• Action item
Search the records below for the string "icon" and copy each line where it turns up.

(Data records for software interfaces)

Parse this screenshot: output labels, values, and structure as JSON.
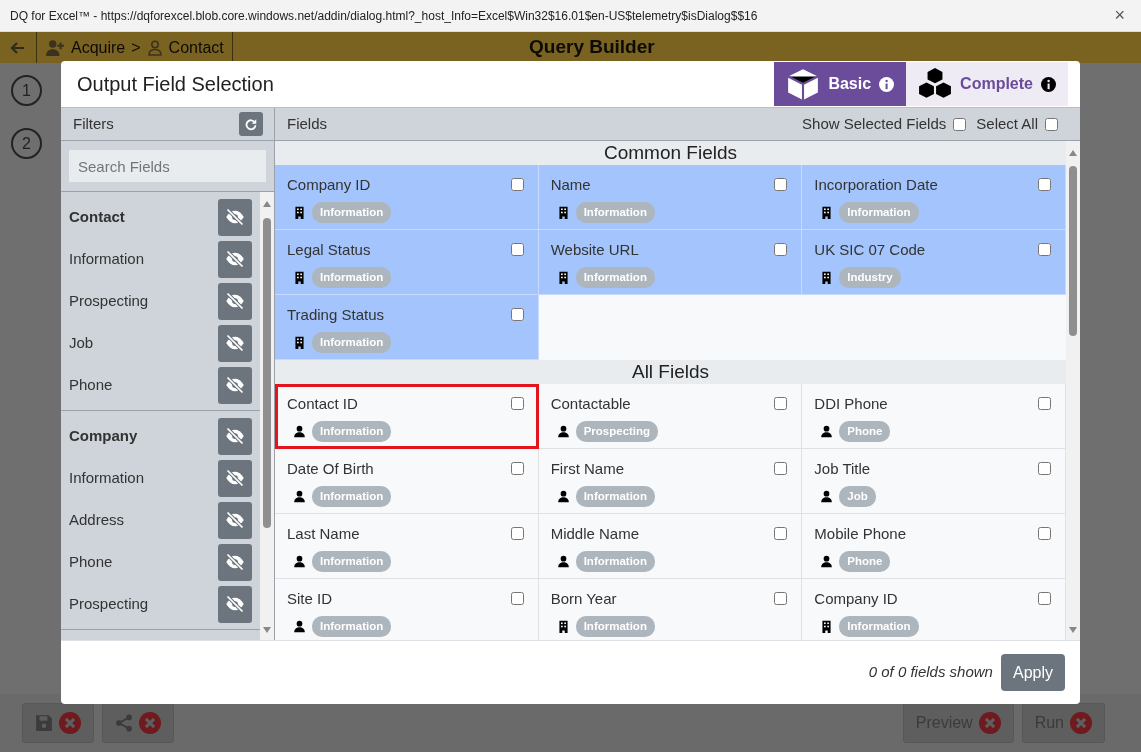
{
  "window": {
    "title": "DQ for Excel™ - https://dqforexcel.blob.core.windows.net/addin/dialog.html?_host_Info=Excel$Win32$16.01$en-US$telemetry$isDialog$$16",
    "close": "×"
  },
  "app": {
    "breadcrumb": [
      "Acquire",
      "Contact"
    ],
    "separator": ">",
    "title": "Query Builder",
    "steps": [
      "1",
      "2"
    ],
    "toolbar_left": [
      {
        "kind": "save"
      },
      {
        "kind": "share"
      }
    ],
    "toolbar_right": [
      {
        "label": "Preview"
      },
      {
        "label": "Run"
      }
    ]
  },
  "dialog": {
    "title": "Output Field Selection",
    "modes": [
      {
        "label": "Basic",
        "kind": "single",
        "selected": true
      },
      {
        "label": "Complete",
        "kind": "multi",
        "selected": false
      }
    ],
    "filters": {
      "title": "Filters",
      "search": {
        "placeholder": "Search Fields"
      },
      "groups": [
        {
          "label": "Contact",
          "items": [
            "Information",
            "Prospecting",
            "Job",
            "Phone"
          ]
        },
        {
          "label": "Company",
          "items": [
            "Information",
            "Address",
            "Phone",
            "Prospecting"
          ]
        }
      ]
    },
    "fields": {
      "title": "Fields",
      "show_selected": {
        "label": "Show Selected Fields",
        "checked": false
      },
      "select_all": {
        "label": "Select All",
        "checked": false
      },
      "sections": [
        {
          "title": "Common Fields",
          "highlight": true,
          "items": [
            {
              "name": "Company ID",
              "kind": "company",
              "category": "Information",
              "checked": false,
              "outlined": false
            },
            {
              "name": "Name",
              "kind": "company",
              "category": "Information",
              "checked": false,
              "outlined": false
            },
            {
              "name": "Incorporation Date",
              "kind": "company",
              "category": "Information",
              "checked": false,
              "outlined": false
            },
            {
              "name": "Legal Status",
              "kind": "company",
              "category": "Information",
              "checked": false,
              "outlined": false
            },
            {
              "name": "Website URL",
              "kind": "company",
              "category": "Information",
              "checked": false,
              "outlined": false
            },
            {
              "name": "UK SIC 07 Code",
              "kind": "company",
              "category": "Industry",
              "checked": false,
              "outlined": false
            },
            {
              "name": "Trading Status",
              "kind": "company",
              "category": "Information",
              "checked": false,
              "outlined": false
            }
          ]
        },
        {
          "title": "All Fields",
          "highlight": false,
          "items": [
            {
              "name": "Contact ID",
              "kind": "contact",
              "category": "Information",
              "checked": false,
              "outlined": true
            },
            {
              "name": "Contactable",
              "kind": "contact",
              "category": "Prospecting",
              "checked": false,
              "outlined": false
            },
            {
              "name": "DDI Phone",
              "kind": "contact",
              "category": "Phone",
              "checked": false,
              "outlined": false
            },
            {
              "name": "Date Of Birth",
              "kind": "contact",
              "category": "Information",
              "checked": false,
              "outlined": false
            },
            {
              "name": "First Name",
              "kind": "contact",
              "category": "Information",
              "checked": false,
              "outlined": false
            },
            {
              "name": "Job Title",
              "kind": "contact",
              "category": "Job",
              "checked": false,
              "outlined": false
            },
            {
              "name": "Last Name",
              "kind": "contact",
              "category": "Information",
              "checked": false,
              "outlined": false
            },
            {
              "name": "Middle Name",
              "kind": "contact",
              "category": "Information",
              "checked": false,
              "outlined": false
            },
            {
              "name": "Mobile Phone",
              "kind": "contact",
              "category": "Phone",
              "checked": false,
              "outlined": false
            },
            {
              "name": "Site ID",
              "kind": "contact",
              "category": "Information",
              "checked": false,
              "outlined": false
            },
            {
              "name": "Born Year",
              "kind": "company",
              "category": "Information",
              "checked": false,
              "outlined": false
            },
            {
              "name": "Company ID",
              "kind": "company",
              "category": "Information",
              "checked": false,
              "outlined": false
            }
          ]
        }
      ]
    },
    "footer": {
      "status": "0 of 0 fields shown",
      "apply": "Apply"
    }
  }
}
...
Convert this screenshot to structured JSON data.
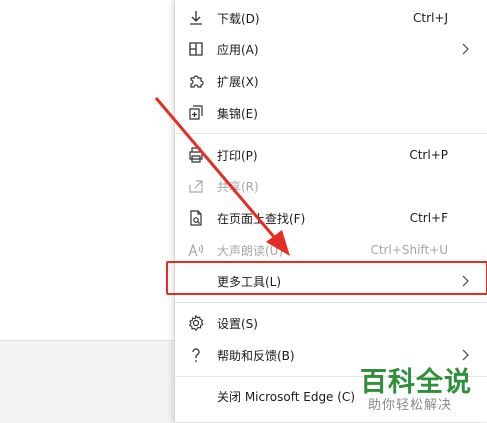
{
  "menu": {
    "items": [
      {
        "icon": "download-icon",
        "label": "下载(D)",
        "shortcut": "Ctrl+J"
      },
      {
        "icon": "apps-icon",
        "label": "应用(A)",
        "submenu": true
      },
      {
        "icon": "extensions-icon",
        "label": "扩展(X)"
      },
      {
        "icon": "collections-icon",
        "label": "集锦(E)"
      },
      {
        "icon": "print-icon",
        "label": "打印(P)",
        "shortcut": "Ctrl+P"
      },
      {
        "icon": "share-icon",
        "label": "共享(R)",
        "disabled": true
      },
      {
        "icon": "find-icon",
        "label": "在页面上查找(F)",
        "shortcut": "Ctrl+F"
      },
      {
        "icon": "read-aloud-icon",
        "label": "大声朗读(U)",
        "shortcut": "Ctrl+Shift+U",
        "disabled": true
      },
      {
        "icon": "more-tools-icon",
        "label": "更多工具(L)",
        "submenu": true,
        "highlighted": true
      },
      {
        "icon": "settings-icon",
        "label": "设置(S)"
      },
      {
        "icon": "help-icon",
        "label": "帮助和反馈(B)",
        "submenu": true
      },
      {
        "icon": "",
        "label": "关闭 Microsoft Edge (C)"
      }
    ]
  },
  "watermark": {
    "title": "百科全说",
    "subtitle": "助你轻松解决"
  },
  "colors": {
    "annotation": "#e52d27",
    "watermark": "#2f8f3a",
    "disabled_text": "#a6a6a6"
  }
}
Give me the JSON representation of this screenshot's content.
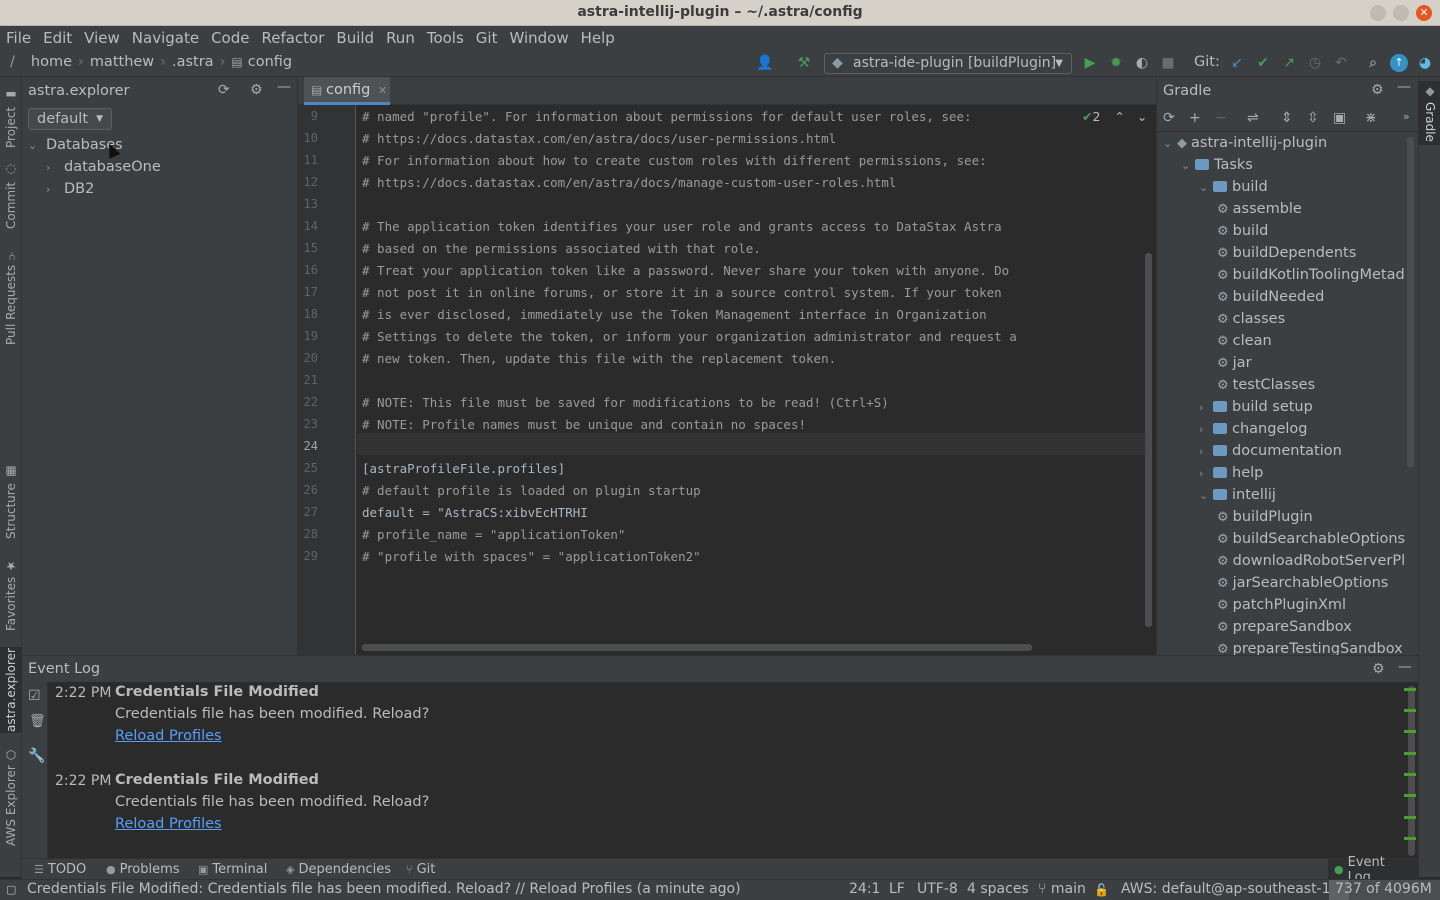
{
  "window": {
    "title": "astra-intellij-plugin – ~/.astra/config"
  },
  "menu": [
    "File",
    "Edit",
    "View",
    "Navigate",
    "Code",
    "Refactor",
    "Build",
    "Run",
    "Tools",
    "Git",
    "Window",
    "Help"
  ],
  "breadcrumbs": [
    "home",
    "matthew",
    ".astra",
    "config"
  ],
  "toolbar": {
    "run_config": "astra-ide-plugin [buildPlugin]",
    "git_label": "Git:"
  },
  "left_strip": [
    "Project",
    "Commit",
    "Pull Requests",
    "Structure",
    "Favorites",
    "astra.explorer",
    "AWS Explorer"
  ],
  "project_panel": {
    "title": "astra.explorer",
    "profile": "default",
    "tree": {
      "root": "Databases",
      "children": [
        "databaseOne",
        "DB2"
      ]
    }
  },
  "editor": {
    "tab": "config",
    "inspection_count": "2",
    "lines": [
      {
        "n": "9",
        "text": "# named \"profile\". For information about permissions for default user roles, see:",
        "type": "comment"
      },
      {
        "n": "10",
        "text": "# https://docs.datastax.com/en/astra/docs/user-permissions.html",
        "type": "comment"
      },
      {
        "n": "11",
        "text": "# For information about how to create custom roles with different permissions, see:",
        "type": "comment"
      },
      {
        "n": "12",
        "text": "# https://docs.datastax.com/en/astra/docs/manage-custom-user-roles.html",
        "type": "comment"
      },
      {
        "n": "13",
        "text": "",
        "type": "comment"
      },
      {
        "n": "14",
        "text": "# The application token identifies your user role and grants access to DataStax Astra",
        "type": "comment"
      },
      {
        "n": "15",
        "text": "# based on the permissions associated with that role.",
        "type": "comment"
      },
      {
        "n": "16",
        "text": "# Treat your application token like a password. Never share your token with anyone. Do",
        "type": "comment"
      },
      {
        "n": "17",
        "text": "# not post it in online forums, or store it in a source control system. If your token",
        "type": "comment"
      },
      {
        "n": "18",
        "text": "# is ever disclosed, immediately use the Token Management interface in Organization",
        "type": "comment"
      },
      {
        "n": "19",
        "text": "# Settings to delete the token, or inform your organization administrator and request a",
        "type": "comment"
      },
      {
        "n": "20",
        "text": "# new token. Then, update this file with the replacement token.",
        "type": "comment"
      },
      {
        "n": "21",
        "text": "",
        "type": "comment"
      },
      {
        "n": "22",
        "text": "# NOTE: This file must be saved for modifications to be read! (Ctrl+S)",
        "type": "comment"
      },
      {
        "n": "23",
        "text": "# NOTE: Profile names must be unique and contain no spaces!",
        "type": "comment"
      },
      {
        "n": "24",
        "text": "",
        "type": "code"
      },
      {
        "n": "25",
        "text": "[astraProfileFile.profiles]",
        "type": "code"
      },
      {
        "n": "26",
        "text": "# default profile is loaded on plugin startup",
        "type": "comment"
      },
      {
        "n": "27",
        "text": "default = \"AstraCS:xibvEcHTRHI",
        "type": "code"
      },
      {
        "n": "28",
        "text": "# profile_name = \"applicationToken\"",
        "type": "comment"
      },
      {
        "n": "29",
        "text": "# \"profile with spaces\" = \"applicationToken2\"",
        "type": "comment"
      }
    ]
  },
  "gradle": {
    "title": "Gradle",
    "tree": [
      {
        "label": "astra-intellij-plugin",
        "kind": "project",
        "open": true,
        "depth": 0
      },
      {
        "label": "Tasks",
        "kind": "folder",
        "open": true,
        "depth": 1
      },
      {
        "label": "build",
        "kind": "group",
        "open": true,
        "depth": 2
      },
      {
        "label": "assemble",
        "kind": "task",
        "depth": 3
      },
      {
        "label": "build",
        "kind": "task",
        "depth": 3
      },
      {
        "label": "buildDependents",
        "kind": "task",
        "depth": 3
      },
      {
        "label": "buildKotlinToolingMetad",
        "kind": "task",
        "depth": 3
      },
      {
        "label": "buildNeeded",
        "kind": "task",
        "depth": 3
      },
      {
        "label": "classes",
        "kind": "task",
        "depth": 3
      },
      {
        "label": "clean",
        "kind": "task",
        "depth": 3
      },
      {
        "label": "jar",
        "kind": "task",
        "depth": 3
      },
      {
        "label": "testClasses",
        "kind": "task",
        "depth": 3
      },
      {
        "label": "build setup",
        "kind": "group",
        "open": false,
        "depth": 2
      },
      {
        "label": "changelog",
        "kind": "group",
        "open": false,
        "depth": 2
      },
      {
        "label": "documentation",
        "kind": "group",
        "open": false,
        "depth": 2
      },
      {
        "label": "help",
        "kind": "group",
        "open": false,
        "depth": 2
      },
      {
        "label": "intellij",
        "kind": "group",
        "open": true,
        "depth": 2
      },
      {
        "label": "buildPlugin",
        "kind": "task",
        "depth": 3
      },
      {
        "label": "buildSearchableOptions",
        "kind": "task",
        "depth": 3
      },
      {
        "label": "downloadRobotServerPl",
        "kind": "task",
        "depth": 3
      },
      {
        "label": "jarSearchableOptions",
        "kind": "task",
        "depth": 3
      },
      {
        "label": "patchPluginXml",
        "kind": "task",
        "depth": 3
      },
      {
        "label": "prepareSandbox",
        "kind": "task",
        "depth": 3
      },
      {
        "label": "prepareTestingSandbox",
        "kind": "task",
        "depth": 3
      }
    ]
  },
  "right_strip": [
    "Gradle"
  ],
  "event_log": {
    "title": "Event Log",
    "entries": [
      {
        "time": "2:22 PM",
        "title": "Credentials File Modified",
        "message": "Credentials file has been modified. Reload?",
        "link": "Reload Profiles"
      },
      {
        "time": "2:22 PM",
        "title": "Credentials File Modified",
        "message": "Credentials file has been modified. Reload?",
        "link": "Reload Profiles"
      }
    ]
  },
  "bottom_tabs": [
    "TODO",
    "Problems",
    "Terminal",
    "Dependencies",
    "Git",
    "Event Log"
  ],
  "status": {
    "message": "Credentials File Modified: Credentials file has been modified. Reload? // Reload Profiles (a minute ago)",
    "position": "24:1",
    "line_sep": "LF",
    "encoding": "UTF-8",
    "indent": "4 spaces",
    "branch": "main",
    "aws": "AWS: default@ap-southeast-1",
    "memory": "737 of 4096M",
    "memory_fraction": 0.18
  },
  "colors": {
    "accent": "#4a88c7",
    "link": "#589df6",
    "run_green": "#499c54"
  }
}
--
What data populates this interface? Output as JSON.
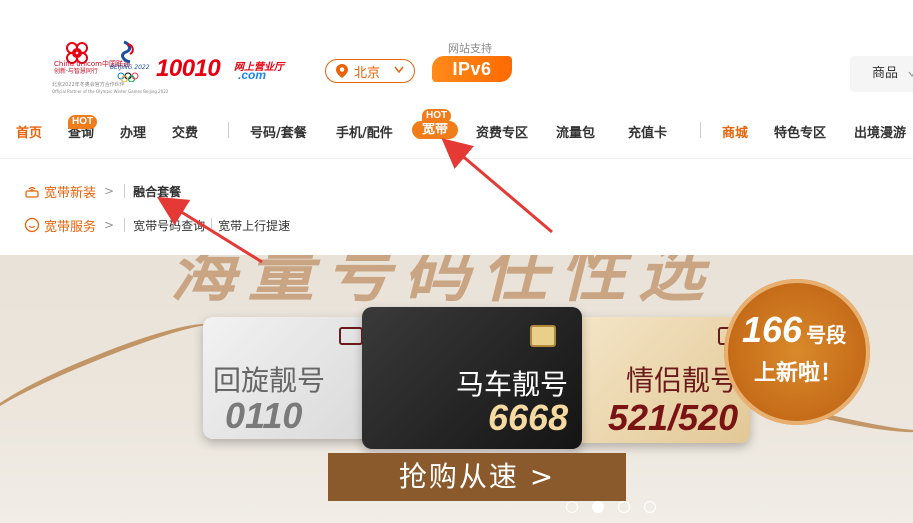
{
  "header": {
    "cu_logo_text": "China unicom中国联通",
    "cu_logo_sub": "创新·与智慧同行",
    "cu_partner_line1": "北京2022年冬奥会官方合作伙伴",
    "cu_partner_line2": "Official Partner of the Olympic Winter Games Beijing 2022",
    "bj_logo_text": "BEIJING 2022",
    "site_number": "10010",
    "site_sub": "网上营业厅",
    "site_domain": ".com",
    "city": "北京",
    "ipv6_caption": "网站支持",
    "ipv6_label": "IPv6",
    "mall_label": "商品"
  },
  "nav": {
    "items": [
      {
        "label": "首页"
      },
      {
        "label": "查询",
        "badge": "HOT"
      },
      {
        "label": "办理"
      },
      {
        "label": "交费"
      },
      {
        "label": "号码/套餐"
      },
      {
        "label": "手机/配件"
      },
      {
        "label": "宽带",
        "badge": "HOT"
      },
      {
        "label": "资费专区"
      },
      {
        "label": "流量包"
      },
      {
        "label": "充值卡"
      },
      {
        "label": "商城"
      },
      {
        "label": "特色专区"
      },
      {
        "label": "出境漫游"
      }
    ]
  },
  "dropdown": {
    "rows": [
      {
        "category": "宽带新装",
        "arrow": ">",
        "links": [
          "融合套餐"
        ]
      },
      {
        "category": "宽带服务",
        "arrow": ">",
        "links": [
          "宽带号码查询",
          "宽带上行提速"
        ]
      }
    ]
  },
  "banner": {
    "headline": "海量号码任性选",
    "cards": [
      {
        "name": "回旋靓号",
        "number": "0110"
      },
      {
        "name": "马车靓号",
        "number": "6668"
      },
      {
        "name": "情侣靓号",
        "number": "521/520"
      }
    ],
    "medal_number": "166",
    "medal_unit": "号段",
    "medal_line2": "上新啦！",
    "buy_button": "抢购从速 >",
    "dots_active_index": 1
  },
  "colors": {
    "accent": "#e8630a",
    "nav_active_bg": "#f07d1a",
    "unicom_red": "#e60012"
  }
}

• The answer
        "icon": "download-icon",
        "icon": "apps-icon",
        "icon": "extensions-icon",
        "icon": "collections-icon",
        "icon": "print-icon",
        "icon": "share-icon",
        "icon": "find-icon",
        "icon": "read-aloud-icon",
        "icon": "more-tools-icon",
        "icon": "settings-icon",
        "icon": "help-icon",
        "icon": "",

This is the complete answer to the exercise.